Join us for the fourth in this series of public lectures, looking at the scientific evidence base informing the modernisation of Victoria’s Regional Forest Agreements. The Victorian Government is investing in science and data to better understand the range of forest values in Victoria and the systems and processes which underpin forest management, planning and decision making. Over the next four years, the Victorian Government will be partnering with Traditional Owners, and engaging with Victorian communities and stakeholders, to inform the... View Article
Tag Archive: water resources
Together with a recent paper estimating evaporation and transpiration from the land surface, this paper brings the community a step closer to observationally constrained estimates of the historical land surface energy and water budgets
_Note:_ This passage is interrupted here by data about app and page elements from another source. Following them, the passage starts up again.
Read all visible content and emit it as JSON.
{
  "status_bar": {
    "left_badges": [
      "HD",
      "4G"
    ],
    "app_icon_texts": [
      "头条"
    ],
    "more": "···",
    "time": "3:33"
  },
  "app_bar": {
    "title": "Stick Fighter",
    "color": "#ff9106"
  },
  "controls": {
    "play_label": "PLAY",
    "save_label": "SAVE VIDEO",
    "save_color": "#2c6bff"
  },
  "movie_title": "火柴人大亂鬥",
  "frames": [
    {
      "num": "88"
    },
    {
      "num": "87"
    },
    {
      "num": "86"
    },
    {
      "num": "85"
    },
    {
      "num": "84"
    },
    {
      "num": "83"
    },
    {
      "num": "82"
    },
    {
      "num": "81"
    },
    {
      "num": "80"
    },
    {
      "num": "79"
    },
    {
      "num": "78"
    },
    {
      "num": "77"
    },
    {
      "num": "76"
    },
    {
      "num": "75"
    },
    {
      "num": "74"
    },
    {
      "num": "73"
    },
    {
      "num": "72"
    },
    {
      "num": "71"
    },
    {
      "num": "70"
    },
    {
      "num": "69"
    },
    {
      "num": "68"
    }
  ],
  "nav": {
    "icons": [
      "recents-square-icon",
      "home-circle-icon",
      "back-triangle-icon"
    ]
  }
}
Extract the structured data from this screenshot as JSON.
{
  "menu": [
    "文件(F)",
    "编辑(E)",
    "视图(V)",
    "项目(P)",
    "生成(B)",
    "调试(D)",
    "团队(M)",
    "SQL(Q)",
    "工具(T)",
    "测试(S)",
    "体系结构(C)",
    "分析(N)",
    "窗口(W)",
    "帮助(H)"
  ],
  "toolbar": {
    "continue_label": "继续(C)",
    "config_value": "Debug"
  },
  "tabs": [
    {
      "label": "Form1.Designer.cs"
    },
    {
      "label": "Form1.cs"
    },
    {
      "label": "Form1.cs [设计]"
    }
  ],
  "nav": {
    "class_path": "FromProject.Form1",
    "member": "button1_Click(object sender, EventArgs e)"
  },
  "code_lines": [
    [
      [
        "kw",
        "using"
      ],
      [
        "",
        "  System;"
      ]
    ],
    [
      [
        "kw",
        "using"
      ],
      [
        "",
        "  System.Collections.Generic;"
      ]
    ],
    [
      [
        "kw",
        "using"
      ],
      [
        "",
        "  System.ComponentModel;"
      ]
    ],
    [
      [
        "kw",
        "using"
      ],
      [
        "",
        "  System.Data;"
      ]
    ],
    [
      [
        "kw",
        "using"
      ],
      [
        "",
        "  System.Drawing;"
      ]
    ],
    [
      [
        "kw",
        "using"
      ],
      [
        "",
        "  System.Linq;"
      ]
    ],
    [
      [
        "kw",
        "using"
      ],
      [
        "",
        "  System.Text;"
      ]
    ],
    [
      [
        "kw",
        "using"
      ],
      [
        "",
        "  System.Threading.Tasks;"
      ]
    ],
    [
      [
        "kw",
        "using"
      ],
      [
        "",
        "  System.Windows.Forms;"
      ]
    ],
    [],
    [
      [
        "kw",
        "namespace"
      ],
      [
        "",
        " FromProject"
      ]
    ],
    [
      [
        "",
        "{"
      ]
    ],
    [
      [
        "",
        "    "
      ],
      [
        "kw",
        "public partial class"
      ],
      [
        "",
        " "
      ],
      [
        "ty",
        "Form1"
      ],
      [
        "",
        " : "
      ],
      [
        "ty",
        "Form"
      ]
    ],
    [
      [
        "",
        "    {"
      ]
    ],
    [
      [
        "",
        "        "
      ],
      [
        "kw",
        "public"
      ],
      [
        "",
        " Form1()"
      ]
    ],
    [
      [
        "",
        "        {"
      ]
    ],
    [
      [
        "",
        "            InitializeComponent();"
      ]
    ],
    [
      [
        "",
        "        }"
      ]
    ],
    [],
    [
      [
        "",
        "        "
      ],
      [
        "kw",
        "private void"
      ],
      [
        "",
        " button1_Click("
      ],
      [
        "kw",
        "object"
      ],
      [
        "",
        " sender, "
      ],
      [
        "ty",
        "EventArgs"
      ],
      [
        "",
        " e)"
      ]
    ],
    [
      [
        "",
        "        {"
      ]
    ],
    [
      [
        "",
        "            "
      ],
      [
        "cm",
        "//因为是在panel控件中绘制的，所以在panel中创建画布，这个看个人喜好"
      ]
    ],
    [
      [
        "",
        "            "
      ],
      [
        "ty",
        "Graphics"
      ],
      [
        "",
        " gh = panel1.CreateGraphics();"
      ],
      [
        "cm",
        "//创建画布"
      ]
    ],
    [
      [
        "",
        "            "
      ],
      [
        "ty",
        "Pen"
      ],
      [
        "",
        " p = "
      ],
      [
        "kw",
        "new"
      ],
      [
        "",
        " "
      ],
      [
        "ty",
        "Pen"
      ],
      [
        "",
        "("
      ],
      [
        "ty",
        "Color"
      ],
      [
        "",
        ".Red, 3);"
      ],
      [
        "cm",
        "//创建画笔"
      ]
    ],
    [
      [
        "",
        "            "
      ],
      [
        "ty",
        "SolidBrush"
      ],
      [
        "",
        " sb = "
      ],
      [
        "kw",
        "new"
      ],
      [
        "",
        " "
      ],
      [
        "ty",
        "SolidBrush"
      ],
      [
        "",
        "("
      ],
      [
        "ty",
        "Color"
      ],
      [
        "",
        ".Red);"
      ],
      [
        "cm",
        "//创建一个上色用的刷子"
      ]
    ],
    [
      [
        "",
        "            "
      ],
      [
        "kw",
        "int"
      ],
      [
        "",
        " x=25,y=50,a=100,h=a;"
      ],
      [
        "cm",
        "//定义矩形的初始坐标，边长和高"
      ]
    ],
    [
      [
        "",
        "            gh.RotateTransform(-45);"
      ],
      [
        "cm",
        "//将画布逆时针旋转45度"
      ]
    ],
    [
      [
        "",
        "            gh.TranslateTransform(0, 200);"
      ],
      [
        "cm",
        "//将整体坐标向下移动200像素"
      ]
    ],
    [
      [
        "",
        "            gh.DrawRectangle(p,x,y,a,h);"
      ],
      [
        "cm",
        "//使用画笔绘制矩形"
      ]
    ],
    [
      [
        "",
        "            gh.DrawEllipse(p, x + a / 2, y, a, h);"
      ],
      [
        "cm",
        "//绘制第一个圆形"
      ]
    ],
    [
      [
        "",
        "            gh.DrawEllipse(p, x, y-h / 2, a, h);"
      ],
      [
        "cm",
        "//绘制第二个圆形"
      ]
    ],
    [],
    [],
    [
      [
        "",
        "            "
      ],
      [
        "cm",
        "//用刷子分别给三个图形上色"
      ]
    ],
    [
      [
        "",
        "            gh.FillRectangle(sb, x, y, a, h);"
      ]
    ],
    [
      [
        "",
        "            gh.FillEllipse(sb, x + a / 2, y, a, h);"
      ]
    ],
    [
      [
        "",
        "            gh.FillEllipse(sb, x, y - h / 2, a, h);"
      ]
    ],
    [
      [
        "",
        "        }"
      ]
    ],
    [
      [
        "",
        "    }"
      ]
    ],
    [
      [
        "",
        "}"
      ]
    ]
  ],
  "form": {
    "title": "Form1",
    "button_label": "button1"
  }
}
New research clearly demonstrates the potential to predict long-term LAI using simple ecohydrological theory. This approach could potentially be incorporated into existing terrestrial biosphere models and help improve predictions of LAI.
In 2005 the Amazon experienced a once in a century drought. Five years later, in 2010, it was struck by an even worse drought, with even lower rainfall occurring in the dry season. However, the response of the Amazon forest to these two once-in-a-century events showed marked differences.
Understanding which plant species can recover from drought, under what conditions and the processes involved, will help researchers predict plant mortality in response to global climate change. In response to drought, some species die because of embolism-induced hydraulic failure, while others recover, following rehydration. This research focuses on structures and processes that might allow some plants to recover from drought stress via embolism reversal.
This study explored the key sources of uncertainty when scaling leaf-level understanding of water-use efficiency to ecosystem scales. The results provide key insights into interpreting (ecosystem-scale) eddy-covariance derived water-use efficiency in an ecophysiological context.
This paper combines existing global evapotranspiration estimates to create a new global product with an observationally constrained estimate of uncertainty. It utilises the latest release of ground-based estimates to show that even point-based evapotranspiration estimates have information about much larger spatial scales.